» Extracted records
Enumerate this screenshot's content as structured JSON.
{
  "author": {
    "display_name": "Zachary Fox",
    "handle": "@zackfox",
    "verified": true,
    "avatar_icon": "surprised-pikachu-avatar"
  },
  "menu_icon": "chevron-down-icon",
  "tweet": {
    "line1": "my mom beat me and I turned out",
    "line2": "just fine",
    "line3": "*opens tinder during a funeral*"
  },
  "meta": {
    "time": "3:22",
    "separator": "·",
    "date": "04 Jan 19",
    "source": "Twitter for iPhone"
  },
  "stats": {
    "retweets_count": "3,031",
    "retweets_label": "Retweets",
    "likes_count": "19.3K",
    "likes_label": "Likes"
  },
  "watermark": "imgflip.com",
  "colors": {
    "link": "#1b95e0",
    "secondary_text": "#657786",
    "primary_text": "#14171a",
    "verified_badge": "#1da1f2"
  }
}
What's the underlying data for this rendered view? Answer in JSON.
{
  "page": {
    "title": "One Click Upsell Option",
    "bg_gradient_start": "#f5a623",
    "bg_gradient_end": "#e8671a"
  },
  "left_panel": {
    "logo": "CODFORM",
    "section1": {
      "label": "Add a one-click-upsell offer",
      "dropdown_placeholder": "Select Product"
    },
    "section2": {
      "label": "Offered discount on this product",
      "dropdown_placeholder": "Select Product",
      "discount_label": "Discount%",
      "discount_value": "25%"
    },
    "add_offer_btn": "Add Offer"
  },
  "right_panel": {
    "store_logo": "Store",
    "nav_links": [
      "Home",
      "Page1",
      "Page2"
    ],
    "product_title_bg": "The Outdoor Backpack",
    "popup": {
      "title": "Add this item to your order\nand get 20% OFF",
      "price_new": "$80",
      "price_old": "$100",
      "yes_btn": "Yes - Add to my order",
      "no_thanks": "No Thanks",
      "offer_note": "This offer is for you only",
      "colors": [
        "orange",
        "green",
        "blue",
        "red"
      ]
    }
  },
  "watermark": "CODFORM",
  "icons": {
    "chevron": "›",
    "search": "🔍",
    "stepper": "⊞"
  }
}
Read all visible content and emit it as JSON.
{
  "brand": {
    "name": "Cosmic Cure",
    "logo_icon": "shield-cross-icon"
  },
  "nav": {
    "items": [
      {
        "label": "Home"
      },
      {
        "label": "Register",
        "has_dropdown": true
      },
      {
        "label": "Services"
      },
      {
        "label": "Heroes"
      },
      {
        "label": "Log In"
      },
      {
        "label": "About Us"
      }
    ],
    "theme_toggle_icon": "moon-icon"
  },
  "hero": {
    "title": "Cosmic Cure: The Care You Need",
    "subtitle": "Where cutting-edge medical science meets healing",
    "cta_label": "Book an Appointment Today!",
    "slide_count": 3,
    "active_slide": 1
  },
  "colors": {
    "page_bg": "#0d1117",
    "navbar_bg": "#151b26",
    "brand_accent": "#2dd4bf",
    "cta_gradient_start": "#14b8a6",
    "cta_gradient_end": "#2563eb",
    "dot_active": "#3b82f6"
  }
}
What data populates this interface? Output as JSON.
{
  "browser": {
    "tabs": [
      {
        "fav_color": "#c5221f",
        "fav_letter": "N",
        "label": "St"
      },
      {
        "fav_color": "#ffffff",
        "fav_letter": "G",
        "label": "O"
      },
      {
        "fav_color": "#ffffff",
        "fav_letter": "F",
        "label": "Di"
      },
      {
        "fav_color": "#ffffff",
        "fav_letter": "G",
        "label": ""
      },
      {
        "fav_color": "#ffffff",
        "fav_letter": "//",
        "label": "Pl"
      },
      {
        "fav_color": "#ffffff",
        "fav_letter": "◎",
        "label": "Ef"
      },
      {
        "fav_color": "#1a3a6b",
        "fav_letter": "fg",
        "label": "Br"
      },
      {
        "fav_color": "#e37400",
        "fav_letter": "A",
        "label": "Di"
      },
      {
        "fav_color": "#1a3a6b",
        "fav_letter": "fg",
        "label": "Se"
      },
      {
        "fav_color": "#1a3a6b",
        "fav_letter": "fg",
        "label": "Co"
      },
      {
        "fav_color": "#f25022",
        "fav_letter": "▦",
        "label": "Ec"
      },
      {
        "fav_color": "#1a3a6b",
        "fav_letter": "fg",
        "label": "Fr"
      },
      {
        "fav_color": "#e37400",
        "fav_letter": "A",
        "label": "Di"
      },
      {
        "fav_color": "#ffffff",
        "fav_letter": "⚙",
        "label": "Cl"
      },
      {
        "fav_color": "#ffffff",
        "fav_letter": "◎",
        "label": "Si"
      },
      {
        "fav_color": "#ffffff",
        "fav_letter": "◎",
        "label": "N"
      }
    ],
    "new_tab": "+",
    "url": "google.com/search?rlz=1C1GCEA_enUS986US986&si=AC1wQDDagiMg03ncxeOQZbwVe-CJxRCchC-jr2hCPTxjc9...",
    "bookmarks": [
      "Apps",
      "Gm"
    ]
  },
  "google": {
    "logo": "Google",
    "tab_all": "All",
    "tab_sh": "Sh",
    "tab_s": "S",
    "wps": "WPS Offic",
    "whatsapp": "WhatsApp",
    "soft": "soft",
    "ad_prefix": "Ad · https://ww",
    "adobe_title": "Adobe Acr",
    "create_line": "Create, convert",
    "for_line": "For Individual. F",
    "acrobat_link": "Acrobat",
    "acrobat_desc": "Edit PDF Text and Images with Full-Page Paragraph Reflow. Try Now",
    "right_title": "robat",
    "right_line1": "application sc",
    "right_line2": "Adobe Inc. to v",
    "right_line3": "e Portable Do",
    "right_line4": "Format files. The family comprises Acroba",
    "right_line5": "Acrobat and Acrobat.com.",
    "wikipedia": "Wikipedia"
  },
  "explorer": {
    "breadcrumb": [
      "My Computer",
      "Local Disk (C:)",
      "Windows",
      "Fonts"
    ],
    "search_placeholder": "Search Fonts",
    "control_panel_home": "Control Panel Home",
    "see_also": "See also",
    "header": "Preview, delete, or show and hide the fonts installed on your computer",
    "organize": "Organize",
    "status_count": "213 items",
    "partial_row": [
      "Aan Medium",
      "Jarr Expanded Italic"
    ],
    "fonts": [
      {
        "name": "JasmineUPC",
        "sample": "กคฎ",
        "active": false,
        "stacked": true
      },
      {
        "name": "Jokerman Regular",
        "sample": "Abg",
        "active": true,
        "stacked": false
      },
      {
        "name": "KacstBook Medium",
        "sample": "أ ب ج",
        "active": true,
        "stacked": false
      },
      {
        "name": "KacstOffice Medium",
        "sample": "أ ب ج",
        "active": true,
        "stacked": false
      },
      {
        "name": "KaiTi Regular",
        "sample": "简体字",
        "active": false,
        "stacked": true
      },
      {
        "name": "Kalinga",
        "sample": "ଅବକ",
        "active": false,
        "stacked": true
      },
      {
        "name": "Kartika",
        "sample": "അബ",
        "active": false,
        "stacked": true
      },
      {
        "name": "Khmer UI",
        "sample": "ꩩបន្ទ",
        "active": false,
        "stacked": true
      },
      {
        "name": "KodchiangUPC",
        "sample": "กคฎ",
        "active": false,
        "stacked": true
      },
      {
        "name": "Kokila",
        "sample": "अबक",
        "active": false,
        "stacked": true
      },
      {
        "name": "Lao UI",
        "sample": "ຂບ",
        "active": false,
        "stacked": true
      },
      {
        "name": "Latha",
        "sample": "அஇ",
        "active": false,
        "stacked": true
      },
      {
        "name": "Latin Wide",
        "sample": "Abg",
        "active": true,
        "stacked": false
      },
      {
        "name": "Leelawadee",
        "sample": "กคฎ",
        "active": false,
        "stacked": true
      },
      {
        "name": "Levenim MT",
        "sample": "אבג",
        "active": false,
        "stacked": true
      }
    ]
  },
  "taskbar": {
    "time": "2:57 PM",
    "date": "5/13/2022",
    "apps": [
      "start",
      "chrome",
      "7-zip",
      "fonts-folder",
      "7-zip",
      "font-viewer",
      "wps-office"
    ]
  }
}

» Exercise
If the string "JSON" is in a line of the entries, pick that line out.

» Result of the exercise
Enumerate this screenshot's content as structured JSON.
What's the underlying data for this rendered view? Answer in JSON.
Read all visible content and emit it as JSON.
What data populates this interface? Output as JSON.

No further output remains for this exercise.